In the Sentence Processing Lab, we study the mechanisms which enable people to understand language in real time. We investigate questions such as how readers and listeners use syntactic structures to extract meaning, how they create dependencies between distant elements in the sentence and beyond, and how they use lexical and structural prediction to anticipate upcoming material. A major objective of our research is to understand the processing strategies of Hebrew comprehenders, and the ways in which they are shaped by the grammar of the language. 

We use a variety of methods: self-paced reading, event-related potentials (ERPs), priming, acceptability judgements, and more.

Here are some of the projects that we are currently working on:

  • Maintenance and retrieval in the processing of filler-gap dependencies: The view from a language with grammaticized resumption (Israel Science Foundation Grant)

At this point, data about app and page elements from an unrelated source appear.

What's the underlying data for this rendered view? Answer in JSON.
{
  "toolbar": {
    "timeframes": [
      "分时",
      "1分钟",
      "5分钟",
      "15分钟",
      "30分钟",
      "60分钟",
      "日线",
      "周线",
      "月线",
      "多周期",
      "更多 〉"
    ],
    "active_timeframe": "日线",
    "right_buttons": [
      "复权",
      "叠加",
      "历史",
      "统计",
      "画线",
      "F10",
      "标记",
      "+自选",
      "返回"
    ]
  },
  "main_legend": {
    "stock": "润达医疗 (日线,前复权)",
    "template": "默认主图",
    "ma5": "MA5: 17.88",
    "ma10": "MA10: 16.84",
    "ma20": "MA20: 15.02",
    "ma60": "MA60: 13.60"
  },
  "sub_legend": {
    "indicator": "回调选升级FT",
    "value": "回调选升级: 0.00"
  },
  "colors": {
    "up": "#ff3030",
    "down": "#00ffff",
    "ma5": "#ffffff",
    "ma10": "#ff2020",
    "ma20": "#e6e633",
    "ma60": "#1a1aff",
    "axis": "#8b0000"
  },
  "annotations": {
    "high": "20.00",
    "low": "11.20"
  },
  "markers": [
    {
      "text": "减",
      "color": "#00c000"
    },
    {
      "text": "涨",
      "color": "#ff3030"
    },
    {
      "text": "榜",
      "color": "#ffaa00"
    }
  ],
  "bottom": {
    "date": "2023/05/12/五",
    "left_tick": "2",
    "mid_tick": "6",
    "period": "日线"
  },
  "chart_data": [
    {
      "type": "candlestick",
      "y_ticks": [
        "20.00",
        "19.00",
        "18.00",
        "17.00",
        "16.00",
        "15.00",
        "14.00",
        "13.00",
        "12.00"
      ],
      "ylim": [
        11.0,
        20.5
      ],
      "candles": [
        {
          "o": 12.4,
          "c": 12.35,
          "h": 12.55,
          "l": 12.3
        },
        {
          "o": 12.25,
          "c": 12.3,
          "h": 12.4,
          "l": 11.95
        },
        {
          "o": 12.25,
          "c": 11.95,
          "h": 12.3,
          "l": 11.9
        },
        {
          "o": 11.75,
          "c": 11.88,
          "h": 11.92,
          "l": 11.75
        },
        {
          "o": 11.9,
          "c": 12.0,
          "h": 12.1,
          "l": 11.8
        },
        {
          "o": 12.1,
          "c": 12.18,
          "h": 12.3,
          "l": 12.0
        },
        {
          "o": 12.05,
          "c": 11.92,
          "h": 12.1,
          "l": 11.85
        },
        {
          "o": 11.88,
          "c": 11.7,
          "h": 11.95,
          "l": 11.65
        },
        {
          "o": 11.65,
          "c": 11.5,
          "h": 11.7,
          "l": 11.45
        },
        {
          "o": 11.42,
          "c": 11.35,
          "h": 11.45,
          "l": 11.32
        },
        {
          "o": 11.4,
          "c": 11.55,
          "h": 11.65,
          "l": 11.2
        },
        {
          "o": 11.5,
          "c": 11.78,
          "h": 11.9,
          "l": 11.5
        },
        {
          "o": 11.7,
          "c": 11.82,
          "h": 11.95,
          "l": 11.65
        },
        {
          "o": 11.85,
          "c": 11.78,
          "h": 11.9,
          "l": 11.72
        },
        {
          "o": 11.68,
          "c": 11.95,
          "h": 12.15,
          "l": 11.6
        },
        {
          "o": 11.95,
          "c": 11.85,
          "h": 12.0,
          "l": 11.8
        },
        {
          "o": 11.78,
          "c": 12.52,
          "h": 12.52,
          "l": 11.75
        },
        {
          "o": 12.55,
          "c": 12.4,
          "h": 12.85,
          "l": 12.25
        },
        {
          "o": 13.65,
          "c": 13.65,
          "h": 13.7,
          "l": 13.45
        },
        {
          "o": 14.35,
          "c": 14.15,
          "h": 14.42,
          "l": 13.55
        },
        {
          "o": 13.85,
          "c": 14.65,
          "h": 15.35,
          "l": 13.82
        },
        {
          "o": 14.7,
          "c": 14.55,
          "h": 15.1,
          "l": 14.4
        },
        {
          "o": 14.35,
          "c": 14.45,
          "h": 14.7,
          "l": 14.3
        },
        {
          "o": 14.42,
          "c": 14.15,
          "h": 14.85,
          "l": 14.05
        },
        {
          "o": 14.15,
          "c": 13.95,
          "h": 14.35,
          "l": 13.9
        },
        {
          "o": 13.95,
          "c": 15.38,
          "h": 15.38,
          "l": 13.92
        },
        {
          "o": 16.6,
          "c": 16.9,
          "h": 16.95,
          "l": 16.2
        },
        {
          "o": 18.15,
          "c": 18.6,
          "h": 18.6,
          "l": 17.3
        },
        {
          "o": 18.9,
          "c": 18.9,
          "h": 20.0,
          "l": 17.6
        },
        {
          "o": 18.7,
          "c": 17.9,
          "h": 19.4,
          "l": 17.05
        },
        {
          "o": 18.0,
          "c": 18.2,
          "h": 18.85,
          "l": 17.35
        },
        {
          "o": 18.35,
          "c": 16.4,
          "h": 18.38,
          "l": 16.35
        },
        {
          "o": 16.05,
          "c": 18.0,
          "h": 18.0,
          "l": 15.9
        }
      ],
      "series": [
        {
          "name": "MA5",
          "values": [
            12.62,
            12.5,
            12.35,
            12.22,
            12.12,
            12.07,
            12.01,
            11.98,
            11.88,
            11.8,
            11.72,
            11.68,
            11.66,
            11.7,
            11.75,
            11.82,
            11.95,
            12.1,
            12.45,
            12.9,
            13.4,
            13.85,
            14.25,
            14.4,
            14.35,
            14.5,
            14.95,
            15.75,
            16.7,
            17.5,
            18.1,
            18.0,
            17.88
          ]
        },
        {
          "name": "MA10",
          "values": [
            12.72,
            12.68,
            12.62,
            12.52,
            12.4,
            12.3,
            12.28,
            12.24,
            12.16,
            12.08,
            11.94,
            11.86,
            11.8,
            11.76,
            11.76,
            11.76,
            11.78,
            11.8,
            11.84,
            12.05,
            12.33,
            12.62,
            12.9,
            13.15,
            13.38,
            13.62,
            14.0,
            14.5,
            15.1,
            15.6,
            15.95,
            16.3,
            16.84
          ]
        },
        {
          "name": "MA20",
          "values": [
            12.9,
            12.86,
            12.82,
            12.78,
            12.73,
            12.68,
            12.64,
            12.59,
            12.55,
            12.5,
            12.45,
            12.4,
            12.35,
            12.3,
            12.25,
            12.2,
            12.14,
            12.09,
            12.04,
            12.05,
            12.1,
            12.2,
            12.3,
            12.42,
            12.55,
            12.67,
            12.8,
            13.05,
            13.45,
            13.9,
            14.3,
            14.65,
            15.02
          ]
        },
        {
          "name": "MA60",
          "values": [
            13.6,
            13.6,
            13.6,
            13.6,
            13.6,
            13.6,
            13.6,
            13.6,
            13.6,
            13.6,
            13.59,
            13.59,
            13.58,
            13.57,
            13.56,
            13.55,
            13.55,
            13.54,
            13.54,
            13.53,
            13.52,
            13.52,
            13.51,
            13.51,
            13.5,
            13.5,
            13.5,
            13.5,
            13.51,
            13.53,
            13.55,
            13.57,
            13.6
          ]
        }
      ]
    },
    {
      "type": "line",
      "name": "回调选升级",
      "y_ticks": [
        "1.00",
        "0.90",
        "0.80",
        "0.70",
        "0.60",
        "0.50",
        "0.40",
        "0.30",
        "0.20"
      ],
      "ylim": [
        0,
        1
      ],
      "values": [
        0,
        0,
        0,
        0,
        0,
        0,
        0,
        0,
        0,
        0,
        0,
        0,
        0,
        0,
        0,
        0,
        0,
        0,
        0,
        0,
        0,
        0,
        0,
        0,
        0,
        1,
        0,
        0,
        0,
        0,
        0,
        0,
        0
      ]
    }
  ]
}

In this research we aim to unravel how comprehenders resolve long-distance syntactic dependencies, and specifically what cues are used to retrieve memory traces during this process. 

  • Feature maintenance and feature-driven integration in the processing of syntactic dependencies (German Israel Foundation Young Scientists Grant)

In this research, we ask what information is actively maintained during the processing of long-distance syntactic dependencies, and examine whether dependency resolution is triggered by maintained information.

  • Remote sensing of negative mood tendencies and enhancing resilience in the general population (Joy Ventures Grant, in collaboration with Dr. Tom Schonberg and Dr. Jonathan Berant)

In this collaboration with researchers from the Neurobiology and Computer Science departments at TAU, we aim to adopt a computational approach to assess emotions via reading patterns, and then enhance personal resilience from depression in the general population.

  • Cognitive factors in the transmission of the Qumran scrolls: Evidence from eye-tracking (Goldstein-Goren Center for Mind and Language (MILA) Grant, in collaboration with Prof. Shlomit Yuval-Greenberg and Prof. Noam Mizrahi)

In this collaborative research we investigate textual variants in the Great Isaiah Scroll to determine whether they can be attributed to cognitive processes known to affect reading, writing and copying.